Despite a turbulent national economy, one local electrical cooperative is following the winds of opportunity to create a historic renewable energy project.
"This is truly a first in the nation event," said Terry L. Bruns, Iowa Lakes Electric Cooperative president and chief executive office. "What started as an unlikely dream has now made Iowa Lakes Electric Cooperative first in the nation to use wind energy to serve another renewable energy form - the Superior and Lakota ethanol plants."
The $43 million wind farm project was dedicated during a ceremony Aug. 20 at the Superior 71 Drive-In Theatre west of Superior. Keynote speakers included Congressman Tom Latham, State Sen. Jack Kibbie, Sen. Chuck Grassley (via video).
"This wind project is a real pioneer in the generation and use of renewable energy," said Grassley. "The energy produced by these turbines is directly reducing our dependence on foreign oil."
Latham added that the project is not just about energy, but it's also about creating jobs and stimulating the economy.
Last week's ceremony also included recognition of the organizations, businesses and individuals who made the project possible.
Renewable energy serving renewable energy
The two cooperative-owned wind farms consist of seven turbines each that are strategically located to provide power to adjoining ethanol plants. Distributing generation close to large loads takes advantage of the existing substation infrastructure and eliminates the need to add a transmission level connection, which can be extremely expensive.
The wind project began with strategic planning by the Iowa Lakes' board of directors. Iowa Lakes broke ground on the projects in August 2008, and the wind farms began generating power in late March 2009.
"A project of this scale would normally take three to five years and we condensed it into 18 months," said Bruns.
In December 2007, Iowa Lakes Electric Cooperative was awarded $43 million in Clean Renewable Energy Bonds (CREBs) to finance the development of the wind energy projects within Iowa Lakes' electric service territory. CREBs are a federal financing mechanism, established by the Energy Policy Act of 2005, similar to the tax credits that investor-owned utilities receive for developing renewable generation projects.
- The two wind farms produce approximately 71 million kilowatt hours of wind-generated electricity each year - that's the equivalent to serving almost 3,700 homes for a year.
- The 1.5 megawatt turbines stand 263 feet tall - without the rotor blades - about the same height as the statue of liberty. (With the 128 foot rotor blade, overall height is 290 feet.)
- It takes 25 semi tractor-trailors from South Carolina to deliver one wind turbine.

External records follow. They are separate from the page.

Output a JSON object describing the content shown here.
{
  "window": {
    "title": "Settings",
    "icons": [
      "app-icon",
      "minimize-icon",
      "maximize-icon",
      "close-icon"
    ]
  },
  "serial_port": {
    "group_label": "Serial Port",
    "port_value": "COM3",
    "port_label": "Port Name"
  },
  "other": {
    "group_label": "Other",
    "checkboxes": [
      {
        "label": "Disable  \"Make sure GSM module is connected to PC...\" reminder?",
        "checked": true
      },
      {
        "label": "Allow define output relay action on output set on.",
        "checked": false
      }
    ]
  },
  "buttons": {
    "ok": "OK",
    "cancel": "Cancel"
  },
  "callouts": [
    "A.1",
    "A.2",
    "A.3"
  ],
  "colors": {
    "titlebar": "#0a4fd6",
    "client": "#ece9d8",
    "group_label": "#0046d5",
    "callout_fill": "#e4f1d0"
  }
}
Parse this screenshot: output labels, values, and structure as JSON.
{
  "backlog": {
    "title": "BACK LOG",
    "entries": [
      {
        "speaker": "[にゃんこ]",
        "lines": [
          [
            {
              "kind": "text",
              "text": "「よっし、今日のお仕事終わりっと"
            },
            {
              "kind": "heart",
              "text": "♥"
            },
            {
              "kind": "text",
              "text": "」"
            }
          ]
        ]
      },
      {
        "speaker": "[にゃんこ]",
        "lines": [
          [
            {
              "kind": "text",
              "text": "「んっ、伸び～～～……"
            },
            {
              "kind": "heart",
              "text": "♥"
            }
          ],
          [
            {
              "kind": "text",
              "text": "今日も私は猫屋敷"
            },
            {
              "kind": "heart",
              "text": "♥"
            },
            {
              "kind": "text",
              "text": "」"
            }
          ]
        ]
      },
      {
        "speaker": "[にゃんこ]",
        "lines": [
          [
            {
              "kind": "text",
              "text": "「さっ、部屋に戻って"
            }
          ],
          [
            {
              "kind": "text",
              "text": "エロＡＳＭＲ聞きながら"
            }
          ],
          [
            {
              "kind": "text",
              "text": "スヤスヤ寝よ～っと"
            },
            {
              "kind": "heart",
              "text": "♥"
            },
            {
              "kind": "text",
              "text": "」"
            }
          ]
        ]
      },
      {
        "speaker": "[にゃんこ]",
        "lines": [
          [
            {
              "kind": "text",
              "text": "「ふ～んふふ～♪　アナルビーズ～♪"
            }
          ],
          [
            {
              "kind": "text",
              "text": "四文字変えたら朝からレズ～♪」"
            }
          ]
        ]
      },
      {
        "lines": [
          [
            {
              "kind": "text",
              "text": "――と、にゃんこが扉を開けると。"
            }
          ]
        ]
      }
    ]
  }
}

- Northwest Iowa has one of the highest average wind speeds in Iowa, and Iowa ranks fourth in the nation in wind energy production with more than 1,000 wind turbines currently in operation.